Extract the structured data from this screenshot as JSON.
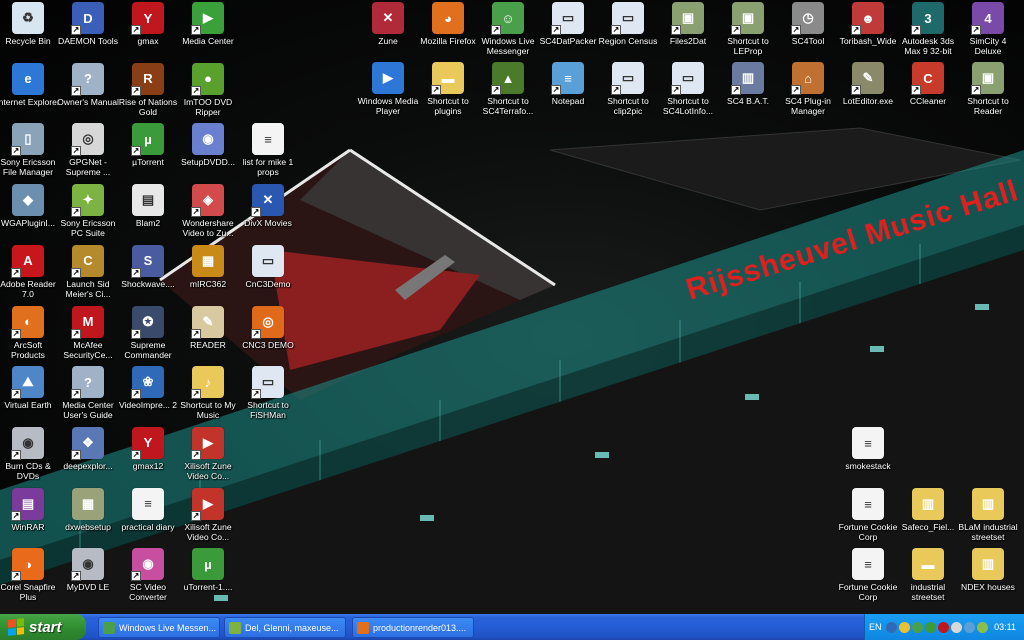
{
  "desktop": {
    "icons": [
      {
        "label": "Recycle Bin",
        "icon": "recycle-bin-icon",
        "color": "#d8e6f2",
        "glyph": "♻",
        "shortcut": false
      },
      {
        "label": "DAEMON Tools",
        "icon": "daemon-tools-icon",
        "color": "#3b5fb8",
        "glyph": "D",
        "shortcut": true
      },
      {
        "label": "gmax",
        "icon": "gmax-icon",
        "color": "#c0161d",
        "glyph": "Y",
        "shortcut": true
      },
      {
        "label": "Media Center",
        "icon": "media-center-icon",
        "color": "#3aa13a",
        "glyph": "▶",
        "shortcut": true
      },
      {
        "label": "Internet Explorer",
        "icon": "internet-explorer-icon",
        "color": "#2d78d6",
        "glyph": "e",
        "shortcut": false
      },
      {
        "label": "Owner's Manual",
        "icon": "manual-icon",
        "color": "#9fb2c8",
        "glyph": "?",
        "shortcut": true
      },
      {
        "label": "Rise of Nations Gold",
        "icon": "rise-of-nations-icon",
        "color": "#8a3e16",
        "glyph": "R",
        "shortcut": true
      },
      {
        "label": "ImTOO DVD Ripper",
        "icon": "dvd-ripper-icon",
        "color": "#5aa02c",
        "glyph": "●",
        "shortcut": true
      },
      {
        "label": "Sony Ericsson File Manager",
        "icon": "phone-icon",
        "color": "#8aa3b8",
        "glyph": "▯",
        "shortcut": true
      },
      {
        "label": "GPGNet - Supreme ...",
        "icon": "gpgnet-icon",
        "color": "#d7d7d7",
        "glyph": "◎",
        "shortcut": true
      },
      {
        "label": "µTorrent",
        "icon": "utorrent-icon",
        "color": "#3b9b3b",
        "glyph": "µ",
        "shortcut": true
      },
      {
        "label": "SetupDVDD...",
        "icon": "setup-disc-icon",
        "color": "#6b7fd0",
        "glyph": "◉",
        "shortcut": false
      },
      {
        "label": "list for mike 1 props",
        "icon": "text-document-icon",
        "color": "#f4f4f4",
        "glyph": "≡",
        "shortcut": false
      },
      {
        "label": "WGAPluginI...",
        "icon": "wga-plugin-icon",
        "color": "#6c8fb0",
        "glyph": "◆",
        "shortcut": false
      },
      {
        "label": "Sony Ericsson PC Suite",
        "icon": "pc-suite-icon",
        "color": "#7cb342",
        "glyph": "✦",
        "shortcut": true
      },
      {
        "label": "Blam2",
        "icon": "blam-icon",
        "color": "#e8e8e8",
        "glyph": "▤",
        "shortcut": false
      },
      {
        "label": "Wondershare Video to Zu...",
        "icon": "wondershare-icon",
        "color": "#d24a4a",
        "glyph": "◈",
        "shortcut": true
      },
      {
        "label": "DivX Movies",
        "icon": "divx-icon",
        "color": "#2a58b0",
        "glyph": "✕",
        "shortcut": true
      },
      {
        "label": "Adobe Reader 7.0",
        "icon": "adobe-reader-icon",
        "color": "#c8161d",
        "glyph": "A",
        "shortcut": true
      },
      {
        "label": "Launch Sid Meier's Ci...",
        "icon": "civilization-icon",
        "color": "#b58a2c",
        "glyph": "C",
        "shortcut": true
      },
      {
        "label": "Shockwave....",
        "icon": "shockwave-icon",
        "color": "#4a5ba0",
        "glyph": "S",
        "shortcut": true
      },
      {
        "label": "mIRC362",
        "icon": "archive-icon",
        "color": "#c98a18",
        "glyph": "▦",
        "shortcut": false
      },
      {
        "label": "CnC3Demo",
        "icon": "window-icon",
        "color": "#dfe7f2",
        "glyph": "▭",
        "shortcut": false
      },
      {
        "label": "ArcSoft Products",
        "icon": "arcsoft-icon",
        "color": "#e0701e",
        "glyph": "◐",
        "shortcut": true
      },
      {
        "label": "McAfee SecurityCe...",
        "icon": "mcafee-icon",
        "color": "#c0161d",
        "glyph": "M",
        "shortcut": true
      },
      {
        "label": "Supreme Commander",
        "icon": "supreme-commander-icon",
        "color": "#3a4a6a",
        "glyph": "✪",
        "shortcut": true
      },
      {
        "label": "READER",
        "icon": "reader-icon",
        "color": "#d9c9a0",
        "glyph": "✎",
        "shortcut": true
      },
      {
        "label": "CNC3 DEMO",
        "icon": "cnc3-icon",
        "color": "#e06a1a",
        "glyph": "◎",
        "shortcut": true
      },
      {
        "label": "Virtual Earth",
        "icon": "virtual-earth-icon",
        "color": "#4f86c7",
        "glyph": "⛰",
        "shortcut": true
      },
      {
        "label": "Media Center User's Guide",
        "icon": "guide-icon",
        "color": "#9fb2c8",
        "glyph": "?",
        "shortcut": true
      },
      {
        "label": "VideoImpre... 2",
        "icon": "video-impression-icon",
        "color": "#2f6ab8",
        "glyph": "❀",
        "shortcut": true
      },
      {
        "label": "Shortcut to My Music",
        "icon": "folder-icon",
        "color": "#e9c95a",
        "glyph": "♪",
        "shortcut": true
      },
      {
        "label": "Shortcut to FiSHMan",
        "icon": "window-icon",
        "color": "#dfe7f2",
        "glyph": "▭",
        "shortcut": true
      },
      {
        "label": "Burn CDs & DVDs",
        "icon": "burn-disc-icon",
        "color": "#b7bcc4",
        "glyph": "◉",
        "shortcut": true
      },
      {
        "label": "deepexplor...",
        "icon": "deepexploration-icon",
        "color": "#5a78b5",
        "glyph": "❖",
        "shortcut": true
      },
      {
        "label": "gmax12",
        "icon": "gmax-icon",
        "color": "#c0161d",
        "glyph": "Y",
        "shortcut": true
      },
      {
        "label": "Xilisoft Zune Video Co...",
        "icon": "xilisoft-icon",
        "color": "#c2342a",
        "glyph": "▶",
        "shortcut": true
      },
      {
        "label": "WinRAR",
        "icon": "winrar-icon",
        "color": "#7a3b9c",
        "glyph": "▤",
        "shortcut": true
      },
      {
        "label": "dxwebsetup",
        "icon": "dxwebsetup-icon",
        "color": "#9aa27a",
        "glyph": "▦",
        "shortcut": false
      },
      {
        "label": "practical diary",
        "icon": "text-document-icon",
        "color": "#f4f4f4",
        "glyph": "≡",
        "shortcut": false
      },
      {
        "label": "Xilisoft Zune Video Co...",
        "icon": "xilisoft-icon",
        "color": "#c2342a",
        "glyph": "▶",
        "shortcut": true
      },
      {
        "label": "Corel Snapfire Plus",
        "icon": "corel-icon",
        "color": "#e86a1a",
        "glyph": "◑",
        "shortcut": true
      },
      {
        "label": "MyDVD LE",
        "icon": "mydvd-icon",
        "color": "#b7bcc4",
        "glyph": "◉",
        "shortcut": true
      },
      {
        "label": "SC Video Converter",
        "icon": "video-converter-icon",
        "color": "#c84fa0",
        "glyph": "◉",
        "shortcut": true
      },
      {
        "label": "uTorrent-1....",
        "icon": "utorrent-icon",
        "color": "#3b9b3b",
        "glyph": "µ",
        "shortcut": false
      },
      {
        "label": "Zune",
        "icon": "zune-icon",
        "color": "#b02a3a",
        "glyph": "✕",
        "shortcut": false
      },
      {
        "label": "Mozilla Firefox",
        "icon": "firefox-icon",
        "color": "#e0701e",
        "glyph": "◕",
        "shortcut": false
      },
      {
        "label": "Windows Live Messenger",
        "icon": "messenger-icon",
        "color": "#4aa04a",
        "glyph": "☺",
        "shortcut": true
      },
      {
        "label": "SC4DatPacker",
        "icon": "window-icon",
        "color": "#dfe7f2",
        "glyph": "▭",
        "shortcut": true
      },
      {
        "label": "Region Census",
        "icon": "window-icon",
        "color": "#dfe7f2",
        "glyph": "▭",
        "shortcut": true
      },
      {
        "label": "Files2Dat",
        "icon": "files2dat-icon",
        "color": "#8aa070",
        "glyph": "▣",
        "shortcut": true
      },
      {
        "label": "Shortcut to LEProp",
        "icon": "leprop-icon",
        "color": "#8aa070",
        "glyph": "▣",
        "shortcut": true
      },
      {
        "label": "SC4Tool",
        "icon": "sc4tool-icon",
        "color": "#8a8a8a",
        "glyph": "◷",
        "shortcut": true
      },
      {
        "label": "Toribash_Wide",
        "icon": "toribash-icon",
        "color": "#c03a3a",
        "glyph": "☻",
        "shortcut": true
      },
      {
        "label": "Autodesk 3ds Max 9 32-bit",
        "icon": "3ds-max-icon",
        "color": "#1e6a6a",
        "glyph": "3",
        "shortcut": true
      },
      {
        "label": "SimCity 4 Deluxe",
        "icon": "simcity4-icon",
        "color": "#7a4aa8",
        "glyph": "4",
        "shortcut": true
      },
      {
        "label": "Windows Media Player",
        "icon": "media-player-icon",
        "color": "#2d78d6",
        "glyph": "▶",
        "shortcut": false
      },
      {
        "label": "Shortcut to plugins",
        "icon": "folder-icon",
        "color": "#e9c95a",
        "glyph": "▬",
        "shortcut": true
      },
      {
        "label": "Shortcut to SC4Terrafo...",
        "icon": "terraformer-icon",
        "color": "#4a7a2a",
        "glyph": "▲",
        "shortcut": true
      },
      {
        "label": "Notepad",
        "icon": "notepad-icon",
        "color": "#5aa0d8",
        "glyph": "≡",
        "shortcut": true
      },
      {
        "label": "Shortcut to clip2pic",
        "icon": "window-icon",
        "color": "#dfe7f2",
        "glyph": "▭",
        "shortcut": true
      },
      {
        "label": "Shortcut to SC4LotInfo...",
        "icon": "window-icon",
        "color": "#dfe7f2",
        "glyph": "▭",
        "shortcut": true
      },
      {
        "label": "SC4 B.A.T.",
        "icon": "bat-icon",
        "color": "#6a7aa0",
        "glyph": "▥",
        "shortcut": true
      },
      {
        "label": "SC4 Plug-in Manager",
        "icon": "plugin-manager-icon",
        "color": "#c07030",
        "glyph": "⌂",
        "shortcut": true
      },
      {
        "label": "LotEditor.exe",
        "icon": "lot-editor-icon",
        "color": "#8a8a6a",
        "glyph": "✎",
        "shortcut": true
      },
      {
        "label": "CCleaner",
        "icon": "ccleaner-icon",
        "color": "#c83a2a",
        "glyph": "C",
        "shortcut": true
      },
      {
        "label": "Shortcut to Reader",
        "icon": "reader-icon",
        "color": "#8aa070",
        "glyph": "▣",
        "shortcut": true
      },
      {
        "label": "smokestack",
        "icon": "text-document-icon",
        "color": "#f4f4f4",
        "glyph": "≡",
        "shortcut": false
      },
      {
        "label": "Fortune Cookie Corp",
        "icon": "text-document-icon",
        "color": "#f4f4f4",
        "glyph": "≡",
        "shortcut": false
      },
      {
        "label": "Safeco_Fiel...",
        "icon": "zip-folder-icon",
        "color": "#e9c95a",
        "glyph": "▥",
        "shortcut": false
      },
      {
        "label": "BLaM industrial streetset",
        "icon": "zip-folder-icon",
        "color": "#e9c95a",
        "glyph": "▥",
        "shortcut": false
      },
      {
        "label": "Fortune Cookie Corp",
        "icon": "text-document-icon",
        "color": "#f4f4f4",
        "glyph": "≡",
        "shortcut": false
      },
      {
        "label": "industrial streetset",
        "icon": "folder-icon",
        "color": "#e9c95a",
        "glyph": "▬",
        "shortcut": false
      },
      {
        "label": "NDEX houses",
        "icon": "zip-folder-icon",
        "color": "#e9c95a",
        "glyph": "▥",
        "shortcut": false
      }
    ]
  },
  "wallpaper": {
    "sign_text": "Rijssheuvel Music Hall",
    "sign_color": "#e0201e",
    "glass_color": "#1d8f8a"
  },
  "taskbar": {
    "start_label": "start",
    "tasks": [
      {
        "label": "Windows Live Messen...",
        "icon": "messenger-icon",
        "color": "#4aa04a"
      },
      {
        "label": "Del, Glenni, maxeuse...",
        "icon": "messenger-chat-icon",
        "color": "#7cb342"
      },
      {
        "label": "productionrender013....",
        "icon": "firefox-icon",
        "color": "#e0701e"
      }
    ],
    "tray": {
      "language": "EN",
      "clock": "03:11",
      "icons": [
        {
          "icon": "network-icon",
          "color": "#2f6ab8"
        },
        {
          "icon": "shield-icon",
          "color": "#e6c230"
        },
        {
          "icon": "messenger-tray-icon",
          "color": "#4aa04a"
        },
        {
          "icon": "utorrent-tray-icon",
          "color": "#3b9b3b"
        },
        {
          "icon": "security-tray-icon",
          "color": "#c0161d"
        },
        {
          "icon": "speaker-icon",
          "color": "#d8d8d8"
        },
        {
          "icon": "display-icon",
          "color": "#5aa0d8"
        },
        {
          "icon": "sync-icon",
          "color": "#8ac04a"
        }
      ]
    }
  }
}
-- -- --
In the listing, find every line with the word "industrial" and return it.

### Result of the exercise
        "label": "BLaM industrial streetset",
        "label": "industrial streetset",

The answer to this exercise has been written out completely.